Chinese President Xi Jinping is about to take center stage at the ultimate gathering of globalists from the world over, and he hopes to make his country the middle of global attention while he's at it.
Xi will speak before elite business and political leaders at the World Economic Forum in Davos next Tuesday, just days before populist President-elect Donald Trump is sworn into office in the United States. Beijing will use the appearance in Switzerland to favorably contrast Xi and China with Trump and the United States.
Already before taking office, Trump has leaned hard on American companies to keep operations in the U.S., and he has chosen vocal China critics for top positions on trade and defense. In contrast, Xi is expected in his opening plenary speech to play up China as a proponent of globalization.
"I think China's trying to send a signal that it's the world's most responsible stakeholder. The U.S. by contrast is a greater source of anxiety, tensions and volatility," said Scott Kennedy, deputy director, Freeman Chair in China Studies, at the Center for Strategic and International Studies.
"The growing tensions between the U.S. and China gives this a bigger, larger significance than it otherwise would have," he said.
Xi will be the first Chinese president to attend the World Economic Forum's Davos gathering and comes as part of a state visit to Switzerland, just ahead of the Lunar New Year. Xi is a well-traveled Chinese leader who is also expected to consolidate his own power within China at a Communist Party congress this fall.
As the leader of the world's second-largest economy, Xi will embrace the opportunity at Davos to show that the international community needs to pay attention to China's interests.

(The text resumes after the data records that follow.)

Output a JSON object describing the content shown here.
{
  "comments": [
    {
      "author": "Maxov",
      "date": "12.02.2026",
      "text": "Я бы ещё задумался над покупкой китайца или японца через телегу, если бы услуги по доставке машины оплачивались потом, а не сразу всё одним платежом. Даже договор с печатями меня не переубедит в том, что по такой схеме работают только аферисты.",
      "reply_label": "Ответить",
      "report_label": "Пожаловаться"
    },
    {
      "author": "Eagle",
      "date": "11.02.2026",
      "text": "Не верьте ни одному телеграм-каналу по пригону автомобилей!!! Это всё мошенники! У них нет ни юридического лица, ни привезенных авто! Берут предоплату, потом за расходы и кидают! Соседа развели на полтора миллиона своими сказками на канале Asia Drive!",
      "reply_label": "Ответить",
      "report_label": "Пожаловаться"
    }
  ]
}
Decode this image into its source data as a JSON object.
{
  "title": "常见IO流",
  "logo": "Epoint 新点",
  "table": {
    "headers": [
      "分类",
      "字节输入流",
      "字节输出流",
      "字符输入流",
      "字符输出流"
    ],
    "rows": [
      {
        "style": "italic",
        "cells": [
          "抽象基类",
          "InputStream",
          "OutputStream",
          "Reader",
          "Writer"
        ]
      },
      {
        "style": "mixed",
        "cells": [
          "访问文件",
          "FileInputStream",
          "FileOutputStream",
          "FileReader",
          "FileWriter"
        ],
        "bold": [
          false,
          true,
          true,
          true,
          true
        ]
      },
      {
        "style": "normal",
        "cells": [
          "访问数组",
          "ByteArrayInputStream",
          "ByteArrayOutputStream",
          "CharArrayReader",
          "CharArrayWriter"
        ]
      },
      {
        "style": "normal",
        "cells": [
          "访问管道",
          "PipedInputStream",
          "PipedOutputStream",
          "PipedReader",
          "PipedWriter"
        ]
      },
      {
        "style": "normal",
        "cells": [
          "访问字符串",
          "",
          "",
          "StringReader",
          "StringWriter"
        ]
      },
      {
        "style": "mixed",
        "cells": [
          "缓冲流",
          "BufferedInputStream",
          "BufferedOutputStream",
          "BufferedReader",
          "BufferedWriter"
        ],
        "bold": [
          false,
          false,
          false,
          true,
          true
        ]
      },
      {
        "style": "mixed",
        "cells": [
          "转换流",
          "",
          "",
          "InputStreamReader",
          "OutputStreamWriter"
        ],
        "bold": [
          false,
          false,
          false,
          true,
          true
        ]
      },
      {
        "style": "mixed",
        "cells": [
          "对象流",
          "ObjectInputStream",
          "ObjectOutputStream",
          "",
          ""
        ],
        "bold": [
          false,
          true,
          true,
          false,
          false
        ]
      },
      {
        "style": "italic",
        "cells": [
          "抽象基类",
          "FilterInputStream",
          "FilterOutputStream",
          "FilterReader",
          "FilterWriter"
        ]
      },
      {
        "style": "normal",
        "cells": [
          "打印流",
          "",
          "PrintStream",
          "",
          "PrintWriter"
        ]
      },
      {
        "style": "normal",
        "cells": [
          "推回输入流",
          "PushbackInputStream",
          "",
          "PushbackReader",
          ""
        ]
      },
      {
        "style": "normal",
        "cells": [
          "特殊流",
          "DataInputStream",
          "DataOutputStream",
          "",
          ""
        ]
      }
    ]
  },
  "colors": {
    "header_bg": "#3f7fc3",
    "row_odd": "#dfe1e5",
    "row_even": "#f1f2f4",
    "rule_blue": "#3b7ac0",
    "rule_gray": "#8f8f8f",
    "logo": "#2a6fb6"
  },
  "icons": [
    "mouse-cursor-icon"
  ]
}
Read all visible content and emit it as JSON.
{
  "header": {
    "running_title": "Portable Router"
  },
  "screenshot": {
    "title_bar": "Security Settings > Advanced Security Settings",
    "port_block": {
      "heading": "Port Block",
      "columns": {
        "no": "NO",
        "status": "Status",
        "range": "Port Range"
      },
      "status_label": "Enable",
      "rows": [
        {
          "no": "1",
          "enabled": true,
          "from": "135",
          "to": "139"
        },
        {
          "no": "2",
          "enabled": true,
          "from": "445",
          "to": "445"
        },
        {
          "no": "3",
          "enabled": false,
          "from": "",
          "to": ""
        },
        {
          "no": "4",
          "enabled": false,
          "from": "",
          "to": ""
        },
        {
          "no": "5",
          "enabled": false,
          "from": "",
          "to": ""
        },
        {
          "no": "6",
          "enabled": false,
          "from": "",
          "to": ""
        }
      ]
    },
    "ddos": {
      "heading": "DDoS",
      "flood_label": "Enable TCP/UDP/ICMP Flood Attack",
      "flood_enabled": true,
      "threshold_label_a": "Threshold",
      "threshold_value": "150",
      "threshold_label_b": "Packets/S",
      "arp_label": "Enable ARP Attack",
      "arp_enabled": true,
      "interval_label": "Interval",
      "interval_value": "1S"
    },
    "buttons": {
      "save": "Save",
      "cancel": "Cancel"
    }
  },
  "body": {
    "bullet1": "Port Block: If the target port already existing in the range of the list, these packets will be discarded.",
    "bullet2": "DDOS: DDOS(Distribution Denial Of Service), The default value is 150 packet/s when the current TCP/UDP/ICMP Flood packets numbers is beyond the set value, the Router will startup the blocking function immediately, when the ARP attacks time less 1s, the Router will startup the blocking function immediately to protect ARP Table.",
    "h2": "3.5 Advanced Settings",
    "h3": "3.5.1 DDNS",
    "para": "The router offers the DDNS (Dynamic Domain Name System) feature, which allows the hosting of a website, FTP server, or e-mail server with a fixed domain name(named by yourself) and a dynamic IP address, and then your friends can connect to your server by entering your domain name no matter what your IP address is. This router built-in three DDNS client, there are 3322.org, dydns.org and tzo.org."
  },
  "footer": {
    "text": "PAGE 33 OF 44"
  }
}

"More than ever, China has to raise a voice, when we know President-elect Trump is challenging, criticizing China," said Richard Attias, who produced the World Economic Forum in Davos for 15 years and now heads consulting firm Richard Attias & Associates. "When you are challenged you need to react and I think what President Xi is doing is right."
At Davos, the Chinese "will talk to the businesses coming to explain to them, despite all the promises of President-elect Trump, [that] China will still be an interesting place to invest and include in your strategies," Attias said.
Beijing has taken several recent steps to position more at the center of global trade and finance. Last January, China launched the Asian Infrastructure Investment Bank to serve as a financing alternative to the U.S.-led World Bank.
More recently, China is stepping in replace the United States as the central player in Pacific trade, following the U.S. Congress' failure to ratify the Trans-Pacific Partnership trade agreement that was negotiated by the Obama administration.
China's investments include projects in Africa, Latin America and the European Union, and Beijing's "One Belt, One Road" program seeks to build infrastructure that links the country to surrounding underdeveloped regions.
China's heavily state-influenced companies have been on a buying spree, snapping up businesses, property and technology from Europe, Japan, Australia and the United States. Last year, China's global outbound foreign direct investment jumped by a whopping 40 percent to an estimated nearly $200 billion, according to a report released this month by Rhodium Group and the Mercator Institute for China Studies in Berlin.
Supported by a growing awareness that China uses protectionism and state supports to give its companies unfair advantages against the rest of the world, the Trump administration wants to reset the relationship between the two countries.
"I sense a lot of anxiety here in part because they're not really sure what the ask is from the incoming administration," Kennedy said, speaking from Beijing. "They are not ... sure what they are going to do and whether [when] they achieve those things they can achieve equilibrium."
Trump has picked "Death by China" author Peter Navarro to head a newly formed National Trade Council, and tapped for the U.S. Trade Representative post Robert Lighthizer, a lawyer who's fought against China dumping steel into the U.S. market.
Trump's "selection of the key economic advisors in the new administration, suggests there's likely to be increased tensions in coming years," said Yukon Huang, a senior fellow in the Carnegie Asia Program and formerly the World Bank's country director for China.
That means in his Davos speech, Xi "also has to indicate intentions in the future to continue liberalizing … objectives which the U.S. leaders and European leaders would want to support," Huang said.
Xi has been criticized outside of China for slowing or reversing some of the country's progress toward greater openness and economic liberalization.